Underlying anxiety can be the cause of many behavior problems, and it can add complexity to the training process.
Anxiety can cause many behavior problems
Clients often start with, "he's a great with people or dogs he knows, but...". Anxiety is usually present in dogs who have a collection of fear based behavior problems including:
Fear of being touched or examined
Cowering or hiding
Barking, lunging or biting unfamiliar people or dogs
Stress during car rides
Fear of sounds
Stress related health issues
None of this is new to me. My dog, Timber is struggles with anxiety and has a collection of triggers and fears. My husband had to coax her to eat her breakfast with a spoon this morning because sometimes her bowl is scary (don't ask, that's a whole other blog post).
When is socialization too much?
Dogs suffer with anxiety and other mental health disorders the same way people do. Unfortunately, they can't put their paw up and say, 'I'm dealing with crippling anxiety today, I'd like to stay in'. We want our dogs to join us on our adventures, so we force them into situations that they can't handle. All. The. Time.

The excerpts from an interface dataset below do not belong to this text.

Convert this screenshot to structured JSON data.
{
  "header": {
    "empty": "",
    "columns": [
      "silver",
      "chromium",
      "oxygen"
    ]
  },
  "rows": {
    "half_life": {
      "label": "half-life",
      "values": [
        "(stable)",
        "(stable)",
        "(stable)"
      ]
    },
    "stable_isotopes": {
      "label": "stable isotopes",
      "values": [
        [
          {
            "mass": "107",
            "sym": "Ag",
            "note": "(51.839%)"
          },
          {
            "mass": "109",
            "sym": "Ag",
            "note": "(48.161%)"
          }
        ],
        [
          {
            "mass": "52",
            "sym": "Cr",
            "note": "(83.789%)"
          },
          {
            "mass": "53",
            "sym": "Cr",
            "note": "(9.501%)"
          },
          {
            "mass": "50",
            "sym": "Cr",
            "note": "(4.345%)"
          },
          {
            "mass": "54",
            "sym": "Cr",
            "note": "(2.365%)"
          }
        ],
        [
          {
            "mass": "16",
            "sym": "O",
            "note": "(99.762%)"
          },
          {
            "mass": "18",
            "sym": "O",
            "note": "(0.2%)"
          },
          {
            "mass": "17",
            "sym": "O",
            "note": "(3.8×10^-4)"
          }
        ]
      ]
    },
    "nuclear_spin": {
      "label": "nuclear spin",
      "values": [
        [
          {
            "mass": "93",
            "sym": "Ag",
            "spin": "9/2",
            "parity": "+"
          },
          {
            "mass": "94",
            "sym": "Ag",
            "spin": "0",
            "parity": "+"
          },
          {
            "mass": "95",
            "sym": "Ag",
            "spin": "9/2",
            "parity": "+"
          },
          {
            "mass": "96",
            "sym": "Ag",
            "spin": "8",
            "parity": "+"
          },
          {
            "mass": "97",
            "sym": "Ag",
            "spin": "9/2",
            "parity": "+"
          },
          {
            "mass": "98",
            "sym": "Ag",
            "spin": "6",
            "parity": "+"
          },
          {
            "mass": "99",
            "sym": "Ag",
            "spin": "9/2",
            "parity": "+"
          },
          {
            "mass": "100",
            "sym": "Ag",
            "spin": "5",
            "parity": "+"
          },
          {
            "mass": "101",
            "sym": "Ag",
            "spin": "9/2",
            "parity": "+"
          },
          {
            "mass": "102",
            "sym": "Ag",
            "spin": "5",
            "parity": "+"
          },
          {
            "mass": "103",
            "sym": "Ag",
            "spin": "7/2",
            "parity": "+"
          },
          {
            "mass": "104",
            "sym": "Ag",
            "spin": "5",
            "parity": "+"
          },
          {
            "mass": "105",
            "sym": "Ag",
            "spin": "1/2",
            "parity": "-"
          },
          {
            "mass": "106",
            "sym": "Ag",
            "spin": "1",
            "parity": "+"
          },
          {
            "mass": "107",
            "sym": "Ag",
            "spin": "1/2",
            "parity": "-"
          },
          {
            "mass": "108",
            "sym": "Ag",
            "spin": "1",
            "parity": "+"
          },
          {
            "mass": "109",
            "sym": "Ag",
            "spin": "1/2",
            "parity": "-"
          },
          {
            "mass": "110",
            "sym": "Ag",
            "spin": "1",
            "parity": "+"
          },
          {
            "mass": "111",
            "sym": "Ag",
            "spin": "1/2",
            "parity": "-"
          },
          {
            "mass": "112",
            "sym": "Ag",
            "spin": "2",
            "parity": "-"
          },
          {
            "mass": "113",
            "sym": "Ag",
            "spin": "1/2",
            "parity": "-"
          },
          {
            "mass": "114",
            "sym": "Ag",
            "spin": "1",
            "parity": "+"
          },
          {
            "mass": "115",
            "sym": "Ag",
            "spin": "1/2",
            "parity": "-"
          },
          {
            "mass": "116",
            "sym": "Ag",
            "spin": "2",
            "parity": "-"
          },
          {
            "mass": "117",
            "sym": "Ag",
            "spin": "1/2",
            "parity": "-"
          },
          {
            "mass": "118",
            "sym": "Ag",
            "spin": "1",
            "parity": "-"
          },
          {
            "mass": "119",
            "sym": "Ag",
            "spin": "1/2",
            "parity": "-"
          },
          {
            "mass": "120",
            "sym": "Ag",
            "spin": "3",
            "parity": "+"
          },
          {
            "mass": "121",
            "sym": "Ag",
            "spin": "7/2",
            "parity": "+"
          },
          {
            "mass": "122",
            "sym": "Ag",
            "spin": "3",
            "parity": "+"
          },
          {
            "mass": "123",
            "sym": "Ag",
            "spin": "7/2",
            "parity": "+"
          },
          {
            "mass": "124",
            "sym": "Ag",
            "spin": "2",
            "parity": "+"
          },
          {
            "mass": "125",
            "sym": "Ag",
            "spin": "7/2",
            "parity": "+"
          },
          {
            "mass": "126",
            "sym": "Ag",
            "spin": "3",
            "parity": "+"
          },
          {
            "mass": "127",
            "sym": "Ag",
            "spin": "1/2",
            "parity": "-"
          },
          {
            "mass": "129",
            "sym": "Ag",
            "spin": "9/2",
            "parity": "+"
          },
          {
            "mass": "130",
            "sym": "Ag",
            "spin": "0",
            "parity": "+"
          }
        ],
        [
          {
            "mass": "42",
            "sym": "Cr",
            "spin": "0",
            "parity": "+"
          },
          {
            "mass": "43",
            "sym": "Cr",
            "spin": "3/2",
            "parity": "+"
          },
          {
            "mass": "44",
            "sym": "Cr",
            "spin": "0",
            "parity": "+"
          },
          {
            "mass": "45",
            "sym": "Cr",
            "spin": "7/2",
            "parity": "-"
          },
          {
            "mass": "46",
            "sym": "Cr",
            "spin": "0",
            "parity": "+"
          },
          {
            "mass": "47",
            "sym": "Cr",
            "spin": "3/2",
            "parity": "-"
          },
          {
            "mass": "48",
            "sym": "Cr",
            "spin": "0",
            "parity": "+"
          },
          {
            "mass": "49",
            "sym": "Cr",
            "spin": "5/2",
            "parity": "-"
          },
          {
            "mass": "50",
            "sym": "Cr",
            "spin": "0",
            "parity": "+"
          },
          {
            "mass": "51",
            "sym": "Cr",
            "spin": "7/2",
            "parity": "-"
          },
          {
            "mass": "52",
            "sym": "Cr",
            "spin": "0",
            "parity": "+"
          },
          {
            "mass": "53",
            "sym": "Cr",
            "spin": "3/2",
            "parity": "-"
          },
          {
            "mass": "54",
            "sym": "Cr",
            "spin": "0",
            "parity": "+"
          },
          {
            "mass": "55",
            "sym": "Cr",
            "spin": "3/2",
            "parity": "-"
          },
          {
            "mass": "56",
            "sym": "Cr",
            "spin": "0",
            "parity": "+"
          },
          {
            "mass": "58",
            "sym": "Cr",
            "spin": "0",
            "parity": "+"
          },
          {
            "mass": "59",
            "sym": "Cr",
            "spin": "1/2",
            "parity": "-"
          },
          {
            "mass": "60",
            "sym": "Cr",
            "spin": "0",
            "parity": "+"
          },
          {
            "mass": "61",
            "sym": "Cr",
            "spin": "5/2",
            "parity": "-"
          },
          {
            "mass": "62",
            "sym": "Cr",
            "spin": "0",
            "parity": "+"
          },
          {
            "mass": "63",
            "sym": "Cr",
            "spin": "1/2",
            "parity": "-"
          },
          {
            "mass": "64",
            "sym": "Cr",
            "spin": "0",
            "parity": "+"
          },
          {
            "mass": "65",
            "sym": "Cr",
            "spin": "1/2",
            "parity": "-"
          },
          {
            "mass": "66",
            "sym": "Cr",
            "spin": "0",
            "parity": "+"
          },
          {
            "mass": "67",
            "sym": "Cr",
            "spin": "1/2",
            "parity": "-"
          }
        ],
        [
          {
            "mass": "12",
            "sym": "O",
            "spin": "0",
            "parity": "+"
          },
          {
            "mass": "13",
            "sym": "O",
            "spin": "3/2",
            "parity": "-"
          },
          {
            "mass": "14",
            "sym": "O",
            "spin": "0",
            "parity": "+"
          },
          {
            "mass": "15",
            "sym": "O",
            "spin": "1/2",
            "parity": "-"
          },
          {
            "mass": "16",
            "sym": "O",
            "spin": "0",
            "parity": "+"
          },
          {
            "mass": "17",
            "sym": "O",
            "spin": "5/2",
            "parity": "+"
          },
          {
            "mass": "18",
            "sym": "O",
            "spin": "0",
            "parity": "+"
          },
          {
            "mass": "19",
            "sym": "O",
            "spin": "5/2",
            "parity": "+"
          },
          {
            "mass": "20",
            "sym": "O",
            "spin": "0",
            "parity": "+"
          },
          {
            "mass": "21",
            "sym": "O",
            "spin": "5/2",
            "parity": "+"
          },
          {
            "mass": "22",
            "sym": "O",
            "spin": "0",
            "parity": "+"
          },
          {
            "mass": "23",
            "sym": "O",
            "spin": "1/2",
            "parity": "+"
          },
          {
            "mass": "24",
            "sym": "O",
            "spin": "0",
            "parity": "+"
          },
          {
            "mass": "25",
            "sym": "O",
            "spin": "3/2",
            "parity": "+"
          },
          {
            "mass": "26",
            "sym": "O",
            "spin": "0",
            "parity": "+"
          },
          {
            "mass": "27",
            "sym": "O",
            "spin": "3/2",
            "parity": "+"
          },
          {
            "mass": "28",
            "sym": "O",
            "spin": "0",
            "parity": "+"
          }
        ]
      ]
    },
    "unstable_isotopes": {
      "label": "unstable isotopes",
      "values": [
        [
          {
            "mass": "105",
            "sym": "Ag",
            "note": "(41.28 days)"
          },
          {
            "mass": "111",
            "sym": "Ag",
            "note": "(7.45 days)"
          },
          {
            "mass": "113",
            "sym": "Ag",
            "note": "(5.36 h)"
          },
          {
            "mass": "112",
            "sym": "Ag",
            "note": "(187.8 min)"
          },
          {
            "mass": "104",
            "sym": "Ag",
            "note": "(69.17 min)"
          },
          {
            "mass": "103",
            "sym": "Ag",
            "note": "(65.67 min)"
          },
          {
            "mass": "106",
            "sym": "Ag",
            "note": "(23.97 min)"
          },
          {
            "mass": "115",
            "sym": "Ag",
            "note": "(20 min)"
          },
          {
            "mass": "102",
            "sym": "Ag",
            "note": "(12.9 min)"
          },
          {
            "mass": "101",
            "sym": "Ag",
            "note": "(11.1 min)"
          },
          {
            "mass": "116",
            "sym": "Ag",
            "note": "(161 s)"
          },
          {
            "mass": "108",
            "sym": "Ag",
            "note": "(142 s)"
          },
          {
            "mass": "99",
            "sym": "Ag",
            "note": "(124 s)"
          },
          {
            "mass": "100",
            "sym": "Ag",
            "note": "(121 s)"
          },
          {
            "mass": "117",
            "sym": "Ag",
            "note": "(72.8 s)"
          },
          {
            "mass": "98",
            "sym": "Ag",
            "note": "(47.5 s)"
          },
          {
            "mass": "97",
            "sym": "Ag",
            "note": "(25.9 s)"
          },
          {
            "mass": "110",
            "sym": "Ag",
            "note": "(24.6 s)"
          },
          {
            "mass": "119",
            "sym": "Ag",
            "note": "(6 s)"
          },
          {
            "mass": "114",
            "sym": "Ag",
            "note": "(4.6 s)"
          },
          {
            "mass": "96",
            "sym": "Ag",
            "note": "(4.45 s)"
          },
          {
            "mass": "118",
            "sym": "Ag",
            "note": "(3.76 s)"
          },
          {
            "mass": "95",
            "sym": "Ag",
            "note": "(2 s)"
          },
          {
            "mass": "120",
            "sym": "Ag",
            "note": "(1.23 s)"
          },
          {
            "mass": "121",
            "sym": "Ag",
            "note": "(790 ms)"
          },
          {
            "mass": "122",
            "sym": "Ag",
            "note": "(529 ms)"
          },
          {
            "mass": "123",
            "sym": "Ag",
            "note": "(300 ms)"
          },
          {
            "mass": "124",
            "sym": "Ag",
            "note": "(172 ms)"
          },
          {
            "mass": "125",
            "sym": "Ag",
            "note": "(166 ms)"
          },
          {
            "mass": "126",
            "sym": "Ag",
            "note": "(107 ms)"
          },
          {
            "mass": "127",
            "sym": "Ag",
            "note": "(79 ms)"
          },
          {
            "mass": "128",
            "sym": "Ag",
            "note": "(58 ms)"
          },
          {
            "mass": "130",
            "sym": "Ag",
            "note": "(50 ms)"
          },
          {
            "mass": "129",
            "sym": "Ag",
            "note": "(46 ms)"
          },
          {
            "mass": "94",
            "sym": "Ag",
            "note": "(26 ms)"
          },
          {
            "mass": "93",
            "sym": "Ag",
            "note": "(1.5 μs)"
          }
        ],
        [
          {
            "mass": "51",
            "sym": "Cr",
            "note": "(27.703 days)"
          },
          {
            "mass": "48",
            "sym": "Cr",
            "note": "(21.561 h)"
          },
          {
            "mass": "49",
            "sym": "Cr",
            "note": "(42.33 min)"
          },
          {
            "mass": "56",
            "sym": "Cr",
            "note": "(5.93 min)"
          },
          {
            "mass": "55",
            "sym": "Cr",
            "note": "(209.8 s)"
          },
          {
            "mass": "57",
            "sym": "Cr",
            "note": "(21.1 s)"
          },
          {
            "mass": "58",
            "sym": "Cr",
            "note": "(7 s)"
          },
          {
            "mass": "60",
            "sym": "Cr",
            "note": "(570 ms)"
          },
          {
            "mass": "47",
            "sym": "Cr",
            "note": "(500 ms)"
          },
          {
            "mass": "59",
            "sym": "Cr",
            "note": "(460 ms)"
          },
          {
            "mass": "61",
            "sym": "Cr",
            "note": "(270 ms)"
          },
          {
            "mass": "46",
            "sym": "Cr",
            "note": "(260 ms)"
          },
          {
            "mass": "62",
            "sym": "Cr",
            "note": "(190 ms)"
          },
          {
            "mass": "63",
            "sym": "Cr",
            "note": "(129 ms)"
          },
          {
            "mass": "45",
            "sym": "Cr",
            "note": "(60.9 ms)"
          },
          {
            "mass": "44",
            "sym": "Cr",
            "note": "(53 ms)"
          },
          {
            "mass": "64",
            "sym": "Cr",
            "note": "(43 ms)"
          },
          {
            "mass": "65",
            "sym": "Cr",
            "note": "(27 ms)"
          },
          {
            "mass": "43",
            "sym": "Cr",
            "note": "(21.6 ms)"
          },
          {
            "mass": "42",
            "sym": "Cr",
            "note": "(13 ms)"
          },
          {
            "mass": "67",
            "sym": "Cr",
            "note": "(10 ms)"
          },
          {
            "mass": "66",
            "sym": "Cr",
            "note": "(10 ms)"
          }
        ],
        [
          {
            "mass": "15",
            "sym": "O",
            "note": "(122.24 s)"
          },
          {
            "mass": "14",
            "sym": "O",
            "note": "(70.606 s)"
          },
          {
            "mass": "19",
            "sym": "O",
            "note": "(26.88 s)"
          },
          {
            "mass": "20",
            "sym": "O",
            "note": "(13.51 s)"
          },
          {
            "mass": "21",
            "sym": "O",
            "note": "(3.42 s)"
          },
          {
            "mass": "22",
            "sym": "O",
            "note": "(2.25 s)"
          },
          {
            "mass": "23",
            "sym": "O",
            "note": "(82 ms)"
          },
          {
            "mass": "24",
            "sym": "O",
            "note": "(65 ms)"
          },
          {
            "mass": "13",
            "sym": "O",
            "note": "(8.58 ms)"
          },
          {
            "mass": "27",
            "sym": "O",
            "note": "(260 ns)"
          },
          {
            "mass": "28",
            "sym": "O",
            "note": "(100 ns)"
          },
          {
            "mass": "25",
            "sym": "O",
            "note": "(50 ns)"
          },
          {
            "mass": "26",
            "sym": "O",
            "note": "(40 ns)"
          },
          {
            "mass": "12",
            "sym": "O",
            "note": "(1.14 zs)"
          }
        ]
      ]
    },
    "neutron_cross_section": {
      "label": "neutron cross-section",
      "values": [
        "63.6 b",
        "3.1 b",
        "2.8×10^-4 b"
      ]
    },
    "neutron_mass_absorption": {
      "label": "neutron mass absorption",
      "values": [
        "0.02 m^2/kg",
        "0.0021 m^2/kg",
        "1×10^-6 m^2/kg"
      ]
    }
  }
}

"I think she needs more socialization," is a common statement from clients living with anxious dogs. They may have tried the dog park or other busy outings with disastrous results. Don't get me wrong, socialization is VERY important, especially for puppies and young dogs, but it won't cure a dog with real anxiety concerns. These dogs need slow introductions to new things. Too many fearful triggers at once will overwhelm them.
Anxious dogs need time
Dogs with anxiety tend to categorize things as:
Safe: "that hasn't hurt me before"
Unsafe: "I've never met that thing, it might hurt be, I should be afraid"
They need many positive experiences for something new to fall into the 'safe' category. If you introduce new situations, people and animals slowly and carefully, your anxious dog can adapt.
Anxious dogs crave consistency
Variety is the spice of life, unless your dog struggles with anxiety. Anxiety by definition is fear of the unknown, and dogs with anxiety prefer familiarity and predictability. A change in environment such as moving to a new home or camping can worsen anxiety. Anxious dogs also need more quiet time to decompress after stressful events.
Anxious dogs benefit from training and enrichment
Anxious dogs worry a lot. It's important that they have opportunities to have fun and feel care-free. Is your dog truly happy when chasing a ball, wrestling with you, playing with a confident dog friend, doing tricks, or figuring out a treat puzzle?
Try adding more of these activities to enrich your dogs life and combat anxiety. Hide treats around the house, try new puzzle toys, do agility or nosework. All of these things have proven to create more confidence.
Anxiety may affect health
Stress affects health. We know this is true for humans, but may not recognize it in our dogs. Dogs who struggle with ongoing anxiety may also have tummy troubles, rashes, constant licking feet or other body parts, and more. Remember that reducing stress can have positive impacts on your dog's physical health.
Talk to your vet
When underlying anxiety is at play, training alone may not resolve all of your dogs behavior concerns. Talk to your vet if you've implemented positive training and enrichment strategies and your dog is still struggling. There are plenty of medical and alternative options to help reduce anxiety.
There is no one-size-fits-all approach. You may need to try a few solutions before you find the right fit.
Learn more about behavior medication use in dogs.
Need help with your anxious dog. Contact me, I'm here to help.